■ Problem to work on: Which lines of the entries contain the string "image"? Copy each of them.

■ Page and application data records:
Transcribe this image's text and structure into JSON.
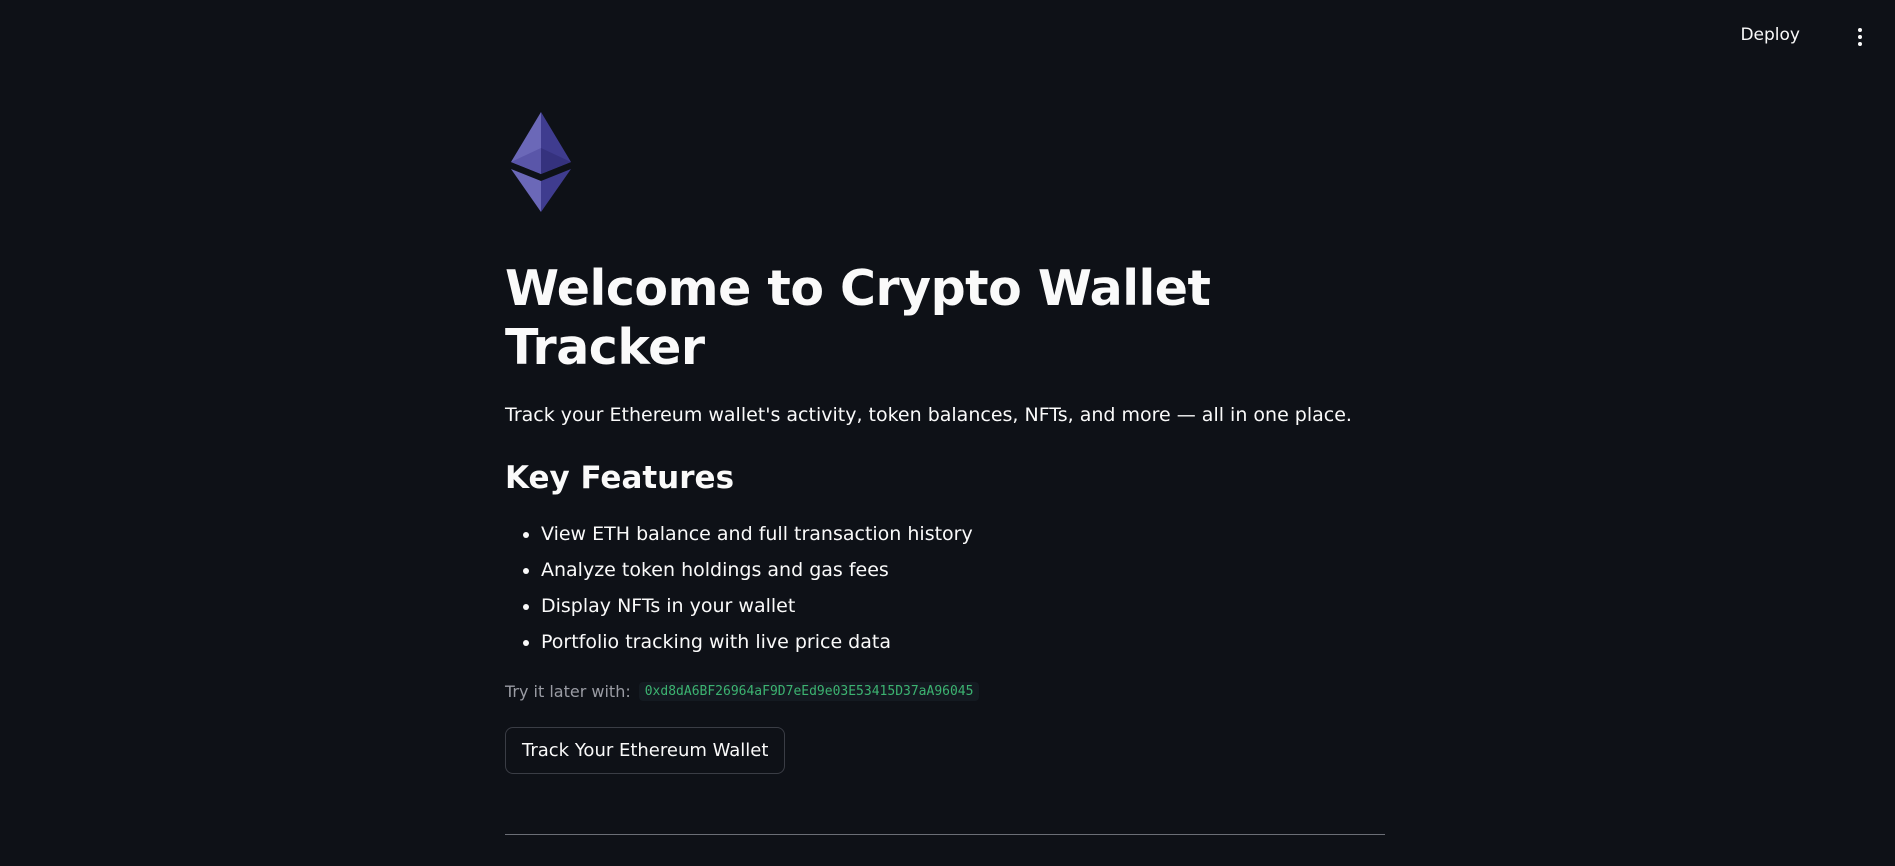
{
  "header": {
    "deploy_label": "Deploy",
    "menu_icon": "vertical-ellipsis-icon"
  },
  "logo": {
    "icon": "ethereum-logo-icon",
    "colors": {
      "light": "#6b68b8",
      "dark": "#3f3c8f",
      "mid": "#5752a6"
    }
  },
  "main": {
    "title": "Welcome to Crypto Wallet Tracker",
    "subtitle": "Track your Ethereum wallet's activity, token balances, NFTs, and more — all in one place.",
    "features_heading": "Key Features",
    "features": [
      "View ETH balance and full transaction history",
      "Analyze token holdings and gas fees",
      "Display NFTs in your wallet",
      "Portfolio tracking with live price data"
    ],
    "try_label": "Try it later with:",
    "example_address": "0xd8dA6BF26964aF9D7eEd9e03E53415D37aA96045",
    "track_button_label": "Track Your Ethereum Wallet"
  },
  "colors": {
    "background": "#0e1117",
    "text": "#fafafa",
    "code_green": "#3cb371",
    "muted": "#9a9ca4"
  }
}
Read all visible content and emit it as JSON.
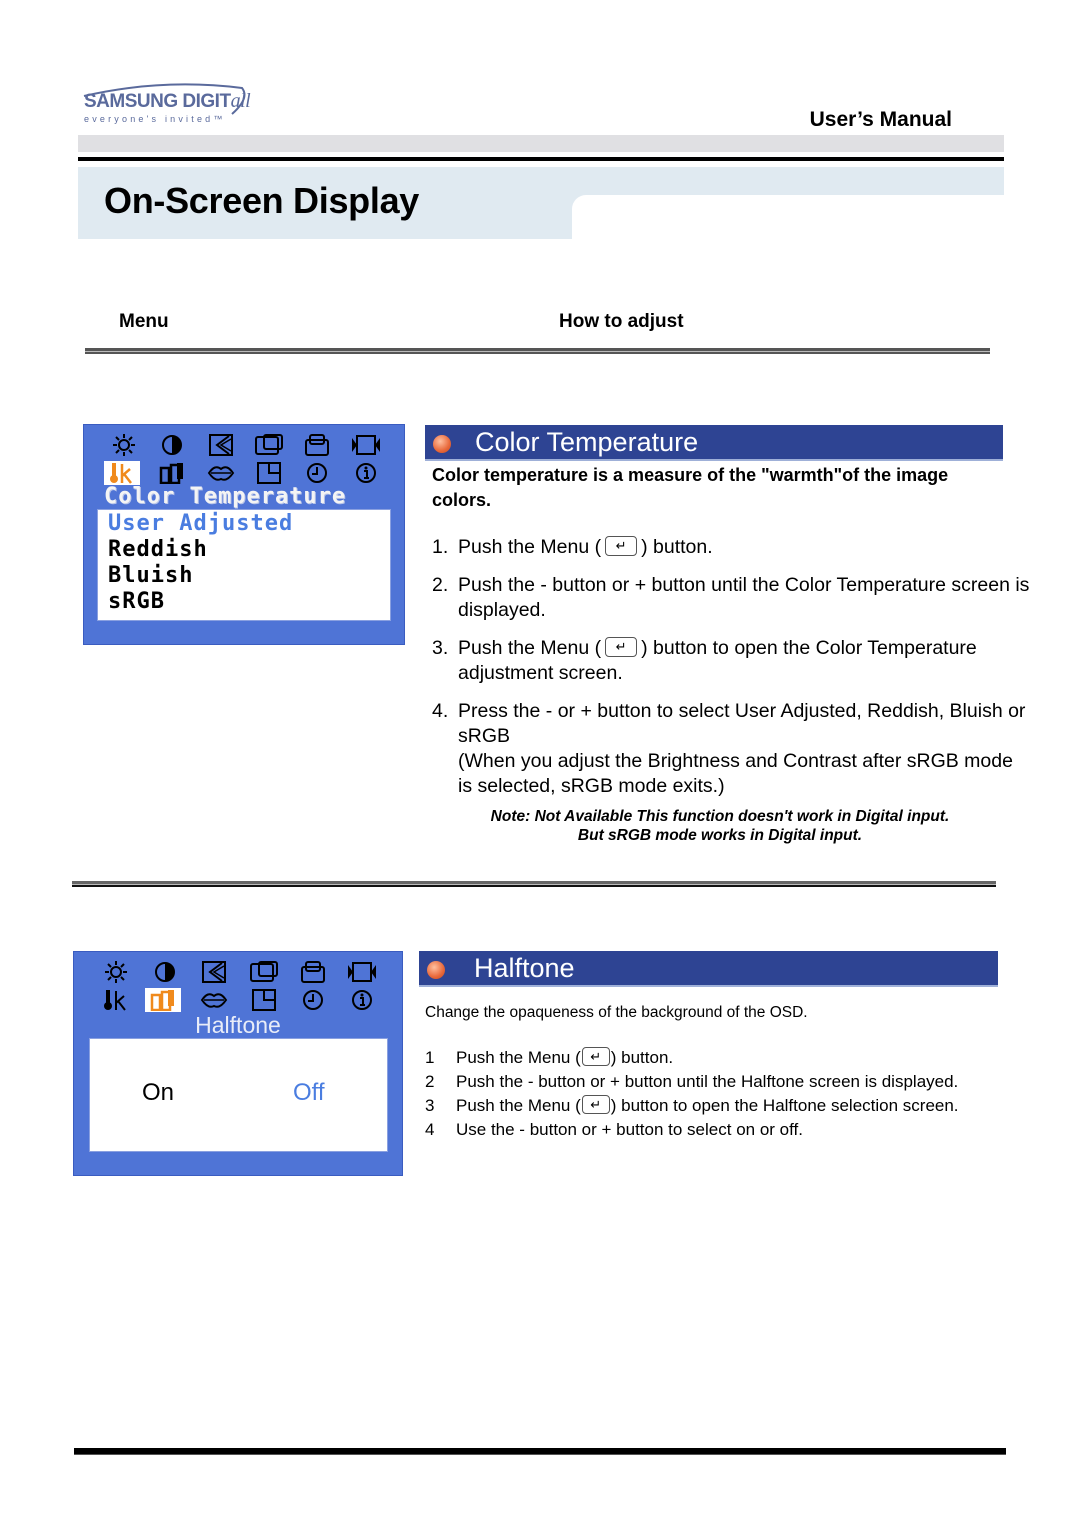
{
  "header": {
    "brand": "SAMSUNG DIGIT",
    "brand_suffix": "all",
    "tagline": "everyone's invited™",
    "manual_title": "User’s Manual",
    "page_title": "On-Screen Display"
  },
  "columns": {
    "menu": "Menu",
    "how_to_adjust": "How to adjust"
  },
  "menu_key_symbol": "↵",
  "color_temperature": {
    "section_title": "Color Temperature",
    "intro": "Color temperature is a measure of the \"warmth\"of the image colors.",
    "osd": {
      "icons_row1": [
        "brightness-icon",
        "contrast-icon",
        "position-icon",
        "size-icon",
        "image-lock-icon",
        "zoom-icon"
      ],
      "icons_row2": [
        "color-temperature-icon",
        "halftone-icon",
        "language-icon",
        "osd-position-icon",
        "osd-timer-icon",
        "information-icon"
      ],
      "selected_icon": "color-temperature-icon",
      "heading": "Color Temperature",
      "options": [
        "User Adjusted",
        "Reddish",
        "Bluish",
        "sRGB"
      ],
      "active_option": "User Adjusted"
    },
    "steps": [
      {
        "num": "1.",
        "pre": "Push the Menu (",
        "post": ") button."
      },
      {
        "num": "2.",
        "text": "Push the - button or + button until the Color Temperature screen is displayed."
      },
      {
        "num": "3.",
        "pre": "Push the Menu (",
        "post": ") button to open the Color Temperature adjustment screen."
      },
      {
        "num": "4.",
        "text": "Press the - or + button to select User Adjusted, Reddish, Bluish or sRGB",
        "subtext": "(When you adjust the Brightness and Contrast after sRGB mode is selected, sRGB mode exits.)"
      }
    ],
    "note_line1": "Note: Not Available  This function doesn't work in Digital input.",
    "note_line2": "But sRGB mode works in Digital input."
  },
  "halftone": {
    "section_title": "Halftone",
    "intro": "Change the opaqueness of the background of the OSD.",
    "osd": {
      "selected_icon": "halftone-icon",
      "heading": "Halftone",
      "option_on": "On",
      "option_off": "Off",
      "active_option": "Off"
    },
    "steps": [
      {
        "num": "1",
        "pre": "Push the Menu (",
        "post": ") button."
      },
      {
        "num": "2",
        "text": "Push the - button or + button until the Halftone screen is displayed."
      },
      {
        "num": "3",
        "pre": "Push the Menu (",
        "post": ") button to open the Halftone selection screen."
      },
      {
        "num": "4",
        "text": "Use the - button or + button to select on or off."
      }
    ]
  },
  "colors": {
    "osd_blue": "#4f74d6",
    "section_bar": "#2e4493",
    "title_band": "#e0eaf1",
    "active_option": "#4a7de0",
    "selected_icon": "#f08a1c"
  }
}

■ Output for this task:
Transcribe this image's text and structure into JSON.
    "intro": "Color temperature is a measure of the \"warmth\"of the image colors.",
        "image-lock-icon",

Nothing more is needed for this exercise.